“I decided to come here because they have programs that will help me further my skills and to be successful in life,” he said. “I’m excited about learning new skills: how to cut faster, how to make different soups and work with spices.”

A magnet high school within the Phoenix Union High School District, Metro Tech offers 19 career and technical education (CTE) tracks to students during their junior and senior years in conjunction with traditional courses. Students get hands-on experience in areas such as early childhood education, construction technologies and business management.

Craig Pletenik, Phoenix Union’s community relations director, said the tracks at Metro Tech aren’t the only differences from a traditional four-year high school. The student body has full-time, four-year students and “dual students” who attend other Phoenix Union high schools and take CTE courses at Metro Tech.

“We’d have about 1,500 full time Metro Tech students – ninth through 12th grade – and we’d have 11th and 12th graders who would come in half day to take career and technical education classes, sometimes in the neighborhood of 1,500 of those,” he said.

Principal Kate McDonald said Metro Tech has steadily increased the number of incoming freshmen allowed to enroll in recent years because exponential growth in interest.

In 2006, the number of incoming freshmen was cut off around 350 students, McDonald said. As the wait list grew, the school increased the freshman class to 600 slots for the 2013-2014 school year.

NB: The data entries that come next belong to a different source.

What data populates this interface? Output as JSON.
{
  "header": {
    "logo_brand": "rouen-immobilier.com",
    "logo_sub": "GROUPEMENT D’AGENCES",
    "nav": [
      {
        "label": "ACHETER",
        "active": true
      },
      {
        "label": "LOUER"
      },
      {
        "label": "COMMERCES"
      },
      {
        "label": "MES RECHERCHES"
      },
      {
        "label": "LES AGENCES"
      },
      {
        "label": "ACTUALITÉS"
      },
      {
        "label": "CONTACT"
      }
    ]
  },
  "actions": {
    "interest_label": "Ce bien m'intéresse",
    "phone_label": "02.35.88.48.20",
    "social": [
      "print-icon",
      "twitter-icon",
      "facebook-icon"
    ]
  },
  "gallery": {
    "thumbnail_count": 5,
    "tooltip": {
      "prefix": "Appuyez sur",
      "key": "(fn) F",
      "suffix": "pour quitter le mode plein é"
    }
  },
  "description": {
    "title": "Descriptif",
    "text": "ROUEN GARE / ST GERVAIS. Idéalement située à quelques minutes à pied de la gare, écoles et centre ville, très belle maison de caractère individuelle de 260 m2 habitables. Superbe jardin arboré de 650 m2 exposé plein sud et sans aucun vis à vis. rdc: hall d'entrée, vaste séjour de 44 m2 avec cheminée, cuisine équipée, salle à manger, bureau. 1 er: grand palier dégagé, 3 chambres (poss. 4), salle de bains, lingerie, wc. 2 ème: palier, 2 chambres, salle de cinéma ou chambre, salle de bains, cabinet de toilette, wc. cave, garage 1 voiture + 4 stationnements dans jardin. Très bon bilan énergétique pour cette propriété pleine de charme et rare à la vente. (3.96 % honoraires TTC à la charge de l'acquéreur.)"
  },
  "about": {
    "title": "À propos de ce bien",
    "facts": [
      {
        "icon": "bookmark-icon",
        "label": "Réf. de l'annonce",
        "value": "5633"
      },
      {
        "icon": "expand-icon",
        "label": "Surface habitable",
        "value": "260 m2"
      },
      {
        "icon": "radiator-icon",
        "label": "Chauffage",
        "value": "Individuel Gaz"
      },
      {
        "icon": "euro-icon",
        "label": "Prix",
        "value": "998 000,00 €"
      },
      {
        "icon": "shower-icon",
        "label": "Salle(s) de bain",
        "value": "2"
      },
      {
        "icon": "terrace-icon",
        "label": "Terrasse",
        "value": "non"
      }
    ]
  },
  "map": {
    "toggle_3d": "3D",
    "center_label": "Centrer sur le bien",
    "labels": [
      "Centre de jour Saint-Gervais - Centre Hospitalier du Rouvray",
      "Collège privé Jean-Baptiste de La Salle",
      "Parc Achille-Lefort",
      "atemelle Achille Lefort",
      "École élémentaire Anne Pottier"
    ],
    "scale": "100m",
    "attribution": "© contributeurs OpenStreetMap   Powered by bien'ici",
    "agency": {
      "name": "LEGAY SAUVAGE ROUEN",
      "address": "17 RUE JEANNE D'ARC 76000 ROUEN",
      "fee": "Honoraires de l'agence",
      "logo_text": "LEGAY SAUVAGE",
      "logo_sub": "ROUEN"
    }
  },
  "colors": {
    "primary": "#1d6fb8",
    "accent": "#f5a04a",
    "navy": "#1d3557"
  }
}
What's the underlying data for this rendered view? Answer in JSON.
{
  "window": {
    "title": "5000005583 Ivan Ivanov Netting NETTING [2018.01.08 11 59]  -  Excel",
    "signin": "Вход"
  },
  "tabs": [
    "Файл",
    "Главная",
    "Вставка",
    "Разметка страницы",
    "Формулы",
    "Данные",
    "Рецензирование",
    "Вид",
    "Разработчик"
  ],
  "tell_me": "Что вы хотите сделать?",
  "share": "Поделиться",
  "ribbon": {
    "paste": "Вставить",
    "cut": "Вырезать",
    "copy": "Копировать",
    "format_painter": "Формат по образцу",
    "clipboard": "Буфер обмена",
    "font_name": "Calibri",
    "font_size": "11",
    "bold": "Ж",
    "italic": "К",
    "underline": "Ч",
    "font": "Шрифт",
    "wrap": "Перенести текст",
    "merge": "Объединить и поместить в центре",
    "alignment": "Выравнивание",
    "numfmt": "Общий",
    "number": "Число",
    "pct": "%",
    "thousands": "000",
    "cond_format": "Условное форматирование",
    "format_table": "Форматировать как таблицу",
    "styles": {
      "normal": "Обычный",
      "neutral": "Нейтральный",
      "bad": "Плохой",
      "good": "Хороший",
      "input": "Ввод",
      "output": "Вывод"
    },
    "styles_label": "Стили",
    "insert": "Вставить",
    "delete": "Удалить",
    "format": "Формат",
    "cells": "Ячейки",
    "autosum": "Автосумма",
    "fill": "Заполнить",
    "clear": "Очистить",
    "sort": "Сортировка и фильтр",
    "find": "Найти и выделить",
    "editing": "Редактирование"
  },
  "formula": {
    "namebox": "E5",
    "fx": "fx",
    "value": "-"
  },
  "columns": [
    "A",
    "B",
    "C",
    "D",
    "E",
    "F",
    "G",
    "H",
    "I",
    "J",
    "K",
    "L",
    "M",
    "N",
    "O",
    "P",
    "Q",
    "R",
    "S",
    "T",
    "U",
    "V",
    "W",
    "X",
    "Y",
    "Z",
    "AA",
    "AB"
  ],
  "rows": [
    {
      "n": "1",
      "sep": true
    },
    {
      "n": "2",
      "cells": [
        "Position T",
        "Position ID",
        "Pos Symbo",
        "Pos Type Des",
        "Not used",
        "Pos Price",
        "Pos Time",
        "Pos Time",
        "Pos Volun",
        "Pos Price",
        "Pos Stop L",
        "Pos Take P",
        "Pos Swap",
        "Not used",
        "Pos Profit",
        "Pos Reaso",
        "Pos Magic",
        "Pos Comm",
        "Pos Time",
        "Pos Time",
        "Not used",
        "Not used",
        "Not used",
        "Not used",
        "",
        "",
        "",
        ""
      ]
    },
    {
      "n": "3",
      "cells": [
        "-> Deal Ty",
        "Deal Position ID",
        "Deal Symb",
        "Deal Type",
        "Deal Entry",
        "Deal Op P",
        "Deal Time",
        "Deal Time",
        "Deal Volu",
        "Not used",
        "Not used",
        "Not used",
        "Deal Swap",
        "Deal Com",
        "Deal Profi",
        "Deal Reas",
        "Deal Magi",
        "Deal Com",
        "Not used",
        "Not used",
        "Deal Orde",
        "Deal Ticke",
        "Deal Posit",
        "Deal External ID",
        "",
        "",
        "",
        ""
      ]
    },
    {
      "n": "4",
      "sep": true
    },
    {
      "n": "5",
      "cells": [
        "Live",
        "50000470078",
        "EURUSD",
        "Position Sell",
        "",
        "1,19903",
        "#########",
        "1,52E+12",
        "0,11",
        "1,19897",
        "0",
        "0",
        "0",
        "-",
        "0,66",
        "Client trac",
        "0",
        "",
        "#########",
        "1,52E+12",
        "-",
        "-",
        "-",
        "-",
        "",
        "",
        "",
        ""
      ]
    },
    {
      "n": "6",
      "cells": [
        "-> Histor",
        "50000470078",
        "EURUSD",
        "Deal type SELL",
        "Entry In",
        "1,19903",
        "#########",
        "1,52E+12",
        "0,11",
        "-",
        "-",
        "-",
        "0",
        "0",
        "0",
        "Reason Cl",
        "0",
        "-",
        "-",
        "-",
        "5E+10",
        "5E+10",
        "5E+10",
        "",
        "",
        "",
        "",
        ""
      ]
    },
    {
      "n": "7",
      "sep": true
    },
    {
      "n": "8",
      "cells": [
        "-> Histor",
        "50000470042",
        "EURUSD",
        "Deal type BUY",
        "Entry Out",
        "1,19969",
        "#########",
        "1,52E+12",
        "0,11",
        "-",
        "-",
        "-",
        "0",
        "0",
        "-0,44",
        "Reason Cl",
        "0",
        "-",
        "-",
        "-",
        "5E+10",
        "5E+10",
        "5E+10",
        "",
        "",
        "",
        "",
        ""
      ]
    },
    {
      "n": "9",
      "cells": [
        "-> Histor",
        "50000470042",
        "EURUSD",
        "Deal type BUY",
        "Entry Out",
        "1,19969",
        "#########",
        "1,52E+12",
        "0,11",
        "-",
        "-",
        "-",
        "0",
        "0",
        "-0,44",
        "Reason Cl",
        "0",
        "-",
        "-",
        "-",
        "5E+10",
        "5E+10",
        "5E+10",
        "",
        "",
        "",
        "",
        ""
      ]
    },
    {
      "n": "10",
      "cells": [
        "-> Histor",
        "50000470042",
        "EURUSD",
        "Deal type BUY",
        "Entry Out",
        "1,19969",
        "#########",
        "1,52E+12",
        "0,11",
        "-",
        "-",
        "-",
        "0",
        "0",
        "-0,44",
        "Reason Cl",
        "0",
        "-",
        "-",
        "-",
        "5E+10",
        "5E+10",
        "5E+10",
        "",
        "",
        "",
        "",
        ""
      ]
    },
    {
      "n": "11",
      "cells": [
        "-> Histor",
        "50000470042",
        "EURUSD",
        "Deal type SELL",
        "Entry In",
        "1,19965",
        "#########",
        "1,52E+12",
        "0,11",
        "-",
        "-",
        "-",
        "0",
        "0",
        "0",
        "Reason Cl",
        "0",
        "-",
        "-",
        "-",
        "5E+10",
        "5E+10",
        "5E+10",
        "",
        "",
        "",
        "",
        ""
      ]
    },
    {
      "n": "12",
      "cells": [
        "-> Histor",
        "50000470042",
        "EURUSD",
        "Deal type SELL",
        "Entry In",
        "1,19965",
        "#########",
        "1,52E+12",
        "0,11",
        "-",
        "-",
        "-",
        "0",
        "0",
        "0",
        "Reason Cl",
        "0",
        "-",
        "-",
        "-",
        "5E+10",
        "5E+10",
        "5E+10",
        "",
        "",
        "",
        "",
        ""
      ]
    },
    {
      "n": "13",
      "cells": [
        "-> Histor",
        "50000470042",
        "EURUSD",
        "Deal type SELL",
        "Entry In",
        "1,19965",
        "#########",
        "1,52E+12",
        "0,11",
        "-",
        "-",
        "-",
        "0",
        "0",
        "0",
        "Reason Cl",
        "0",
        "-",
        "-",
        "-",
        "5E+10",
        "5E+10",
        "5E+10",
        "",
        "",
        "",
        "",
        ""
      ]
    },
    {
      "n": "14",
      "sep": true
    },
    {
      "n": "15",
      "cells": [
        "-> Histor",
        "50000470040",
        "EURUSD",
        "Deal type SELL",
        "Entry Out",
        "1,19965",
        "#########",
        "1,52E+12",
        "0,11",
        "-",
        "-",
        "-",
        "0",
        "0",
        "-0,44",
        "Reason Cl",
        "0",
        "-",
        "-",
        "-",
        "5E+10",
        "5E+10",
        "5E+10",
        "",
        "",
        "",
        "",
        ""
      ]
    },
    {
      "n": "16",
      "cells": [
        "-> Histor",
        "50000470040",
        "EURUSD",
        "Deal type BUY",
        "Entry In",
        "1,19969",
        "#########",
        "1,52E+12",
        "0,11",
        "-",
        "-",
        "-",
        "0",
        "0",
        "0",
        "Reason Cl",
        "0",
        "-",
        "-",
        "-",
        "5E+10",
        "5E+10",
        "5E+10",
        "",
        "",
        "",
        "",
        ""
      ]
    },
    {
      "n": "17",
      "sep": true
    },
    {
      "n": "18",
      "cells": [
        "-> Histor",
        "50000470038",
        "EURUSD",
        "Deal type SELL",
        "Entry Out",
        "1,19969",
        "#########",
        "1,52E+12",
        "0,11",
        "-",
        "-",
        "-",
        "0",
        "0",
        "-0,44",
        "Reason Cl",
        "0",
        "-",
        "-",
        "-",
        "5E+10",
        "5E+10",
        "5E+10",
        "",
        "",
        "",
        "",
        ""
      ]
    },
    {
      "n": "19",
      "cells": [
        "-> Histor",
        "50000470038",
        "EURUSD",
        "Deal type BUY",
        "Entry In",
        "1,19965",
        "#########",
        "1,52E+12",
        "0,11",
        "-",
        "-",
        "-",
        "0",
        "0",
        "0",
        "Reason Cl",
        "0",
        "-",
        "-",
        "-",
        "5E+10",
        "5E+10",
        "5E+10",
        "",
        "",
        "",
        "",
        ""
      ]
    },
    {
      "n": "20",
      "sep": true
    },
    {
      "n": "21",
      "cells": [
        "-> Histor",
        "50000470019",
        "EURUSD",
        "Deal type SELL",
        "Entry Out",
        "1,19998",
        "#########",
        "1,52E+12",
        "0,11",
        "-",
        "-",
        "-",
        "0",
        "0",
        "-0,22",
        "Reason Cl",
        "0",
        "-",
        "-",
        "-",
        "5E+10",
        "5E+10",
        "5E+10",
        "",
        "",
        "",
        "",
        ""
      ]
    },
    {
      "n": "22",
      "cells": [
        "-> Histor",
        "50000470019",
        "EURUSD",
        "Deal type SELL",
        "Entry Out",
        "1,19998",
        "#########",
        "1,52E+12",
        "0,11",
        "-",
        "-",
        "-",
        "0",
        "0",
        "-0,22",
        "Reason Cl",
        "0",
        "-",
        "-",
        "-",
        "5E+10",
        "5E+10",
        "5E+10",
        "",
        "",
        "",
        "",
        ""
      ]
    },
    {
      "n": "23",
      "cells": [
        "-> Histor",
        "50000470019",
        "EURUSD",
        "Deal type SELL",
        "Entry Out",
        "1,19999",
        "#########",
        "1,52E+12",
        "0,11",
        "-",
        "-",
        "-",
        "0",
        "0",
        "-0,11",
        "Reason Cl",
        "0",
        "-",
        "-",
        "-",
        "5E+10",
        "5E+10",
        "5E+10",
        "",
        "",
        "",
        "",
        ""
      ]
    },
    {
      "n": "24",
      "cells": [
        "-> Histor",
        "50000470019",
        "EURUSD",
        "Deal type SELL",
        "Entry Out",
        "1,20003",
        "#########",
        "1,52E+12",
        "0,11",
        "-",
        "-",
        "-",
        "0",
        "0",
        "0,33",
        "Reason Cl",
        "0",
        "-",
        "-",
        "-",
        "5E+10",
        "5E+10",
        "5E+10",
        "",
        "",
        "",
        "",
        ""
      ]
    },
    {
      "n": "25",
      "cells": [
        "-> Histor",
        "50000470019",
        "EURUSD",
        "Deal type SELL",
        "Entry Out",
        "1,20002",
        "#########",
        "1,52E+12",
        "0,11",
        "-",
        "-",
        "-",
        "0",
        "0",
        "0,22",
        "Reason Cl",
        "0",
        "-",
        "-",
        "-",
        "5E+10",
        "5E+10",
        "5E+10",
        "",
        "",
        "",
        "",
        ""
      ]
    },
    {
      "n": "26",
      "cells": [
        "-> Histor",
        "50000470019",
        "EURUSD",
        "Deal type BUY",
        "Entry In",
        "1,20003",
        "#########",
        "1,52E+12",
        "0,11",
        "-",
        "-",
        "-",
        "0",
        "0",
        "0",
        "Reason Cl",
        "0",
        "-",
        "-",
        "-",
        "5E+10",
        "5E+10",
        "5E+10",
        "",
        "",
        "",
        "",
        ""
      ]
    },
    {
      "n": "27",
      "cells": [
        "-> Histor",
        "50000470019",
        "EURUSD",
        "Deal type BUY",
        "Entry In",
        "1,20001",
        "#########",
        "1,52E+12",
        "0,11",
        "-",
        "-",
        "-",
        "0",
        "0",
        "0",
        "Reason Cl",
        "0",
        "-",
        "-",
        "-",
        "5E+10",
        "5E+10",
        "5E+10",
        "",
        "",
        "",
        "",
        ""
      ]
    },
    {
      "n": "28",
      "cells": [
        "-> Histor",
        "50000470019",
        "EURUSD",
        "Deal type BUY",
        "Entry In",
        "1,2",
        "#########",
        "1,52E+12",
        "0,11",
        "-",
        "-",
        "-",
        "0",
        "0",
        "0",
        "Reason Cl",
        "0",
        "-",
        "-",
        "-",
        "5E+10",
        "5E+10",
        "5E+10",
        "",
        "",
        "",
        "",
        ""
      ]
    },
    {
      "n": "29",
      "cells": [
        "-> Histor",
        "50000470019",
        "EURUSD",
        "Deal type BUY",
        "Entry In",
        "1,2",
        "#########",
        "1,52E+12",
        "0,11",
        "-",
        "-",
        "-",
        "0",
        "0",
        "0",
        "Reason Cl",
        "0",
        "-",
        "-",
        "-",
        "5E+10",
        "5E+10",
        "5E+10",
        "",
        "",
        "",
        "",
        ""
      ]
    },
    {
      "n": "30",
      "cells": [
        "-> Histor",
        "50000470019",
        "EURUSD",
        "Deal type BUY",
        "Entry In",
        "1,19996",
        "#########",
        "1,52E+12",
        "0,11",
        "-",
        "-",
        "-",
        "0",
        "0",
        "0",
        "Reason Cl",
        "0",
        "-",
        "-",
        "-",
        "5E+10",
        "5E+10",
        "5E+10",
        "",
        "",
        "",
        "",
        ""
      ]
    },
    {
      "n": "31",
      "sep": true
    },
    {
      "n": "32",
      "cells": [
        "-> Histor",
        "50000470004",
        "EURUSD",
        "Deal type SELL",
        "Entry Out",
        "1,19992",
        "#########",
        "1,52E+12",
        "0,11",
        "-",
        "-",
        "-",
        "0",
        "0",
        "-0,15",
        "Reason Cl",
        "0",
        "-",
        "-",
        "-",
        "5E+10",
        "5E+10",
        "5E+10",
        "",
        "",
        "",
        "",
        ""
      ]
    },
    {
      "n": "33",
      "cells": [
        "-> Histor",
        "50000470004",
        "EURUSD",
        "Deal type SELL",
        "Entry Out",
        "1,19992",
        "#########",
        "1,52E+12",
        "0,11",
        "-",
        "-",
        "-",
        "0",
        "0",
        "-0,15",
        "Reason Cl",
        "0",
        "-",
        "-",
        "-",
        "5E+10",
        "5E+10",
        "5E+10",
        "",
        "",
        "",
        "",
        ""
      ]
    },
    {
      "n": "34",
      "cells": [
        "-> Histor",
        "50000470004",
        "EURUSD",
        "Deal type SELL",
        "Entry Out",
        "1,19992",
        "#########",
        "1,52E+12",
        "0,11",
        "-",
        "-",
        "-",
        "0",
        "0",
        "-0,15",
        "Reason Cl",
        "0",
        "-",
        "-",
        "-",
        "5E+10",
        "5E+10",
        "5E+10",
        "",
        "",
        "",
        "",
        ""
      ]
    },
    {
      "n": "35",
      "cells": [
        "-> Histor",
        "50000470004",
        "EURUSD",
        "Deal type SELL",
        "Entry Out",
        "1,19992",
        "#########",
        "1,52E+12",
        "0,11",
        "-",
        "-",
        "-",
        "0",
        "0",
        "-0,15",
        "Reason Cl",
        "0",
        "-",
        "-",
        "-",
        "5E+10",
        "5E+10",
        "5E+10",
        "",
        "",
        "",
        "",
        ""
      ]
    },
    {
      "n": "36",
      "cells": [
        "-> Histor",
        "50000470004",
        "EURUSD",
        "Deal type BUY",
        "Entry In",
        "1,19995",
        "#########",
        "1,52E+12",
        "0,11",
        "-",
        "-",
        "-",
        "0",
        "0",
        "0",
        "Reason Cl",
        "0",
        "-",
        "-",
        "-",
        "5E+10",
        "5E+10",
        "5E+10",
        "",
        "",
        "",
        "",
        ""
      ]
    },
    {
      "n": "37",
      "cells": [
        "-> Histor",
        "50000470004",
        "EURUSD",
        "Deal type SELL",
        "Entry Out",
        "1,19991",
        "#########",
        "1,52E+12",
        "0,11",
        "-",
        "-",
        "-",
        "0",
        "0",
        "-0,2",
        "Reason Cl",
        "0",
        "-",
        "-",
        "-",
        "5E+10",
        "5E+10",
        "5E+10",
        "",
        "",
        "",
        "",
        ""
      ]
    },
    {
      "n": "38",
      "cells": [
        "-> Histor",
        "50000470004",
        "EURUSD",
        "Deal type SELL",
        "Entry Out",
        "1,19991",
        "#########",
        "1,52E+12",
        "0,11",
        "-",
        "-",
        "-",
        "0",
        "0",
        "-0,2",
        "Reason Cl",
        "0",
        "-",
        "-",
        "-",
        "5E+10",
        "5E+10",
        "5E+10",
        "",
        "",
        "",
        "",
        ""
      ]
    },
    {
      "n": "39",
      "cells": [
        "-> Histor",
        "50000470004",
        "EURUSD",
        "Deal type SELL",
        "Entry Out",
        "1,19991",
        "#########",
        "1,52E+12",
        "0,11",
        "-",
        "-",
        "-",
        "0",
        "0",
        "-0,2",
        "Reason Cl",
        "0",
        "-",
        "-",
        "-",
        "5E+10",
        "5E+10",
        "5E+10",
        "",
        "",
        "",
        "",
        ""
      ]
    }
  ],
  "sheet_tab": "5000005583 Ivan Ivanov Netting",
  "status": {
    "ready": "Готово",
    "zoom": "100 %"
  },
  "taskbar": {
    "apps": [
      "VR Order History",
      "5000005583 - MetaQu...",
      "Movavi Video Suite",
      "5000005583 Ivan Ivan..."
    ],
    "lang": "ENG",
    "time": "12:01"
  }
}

“We’ve always had a good, strong demand at Metro Tech,” she said. “We had usually limited the number of incoming freshmen based on staffing.”

Meanwhile, enrollment for the district has topped 27,000 for the first time in 36 years, increasing 2.8 percent from the 2012-2013 school year.

McDonald said the school is appealing to students because the faculty focuses on students’ academic success as well as career and college preparedness.

“Some of the same skills that make you good at being a student are the same skills you’ll need to be a good employer or employee or business owner,” she said.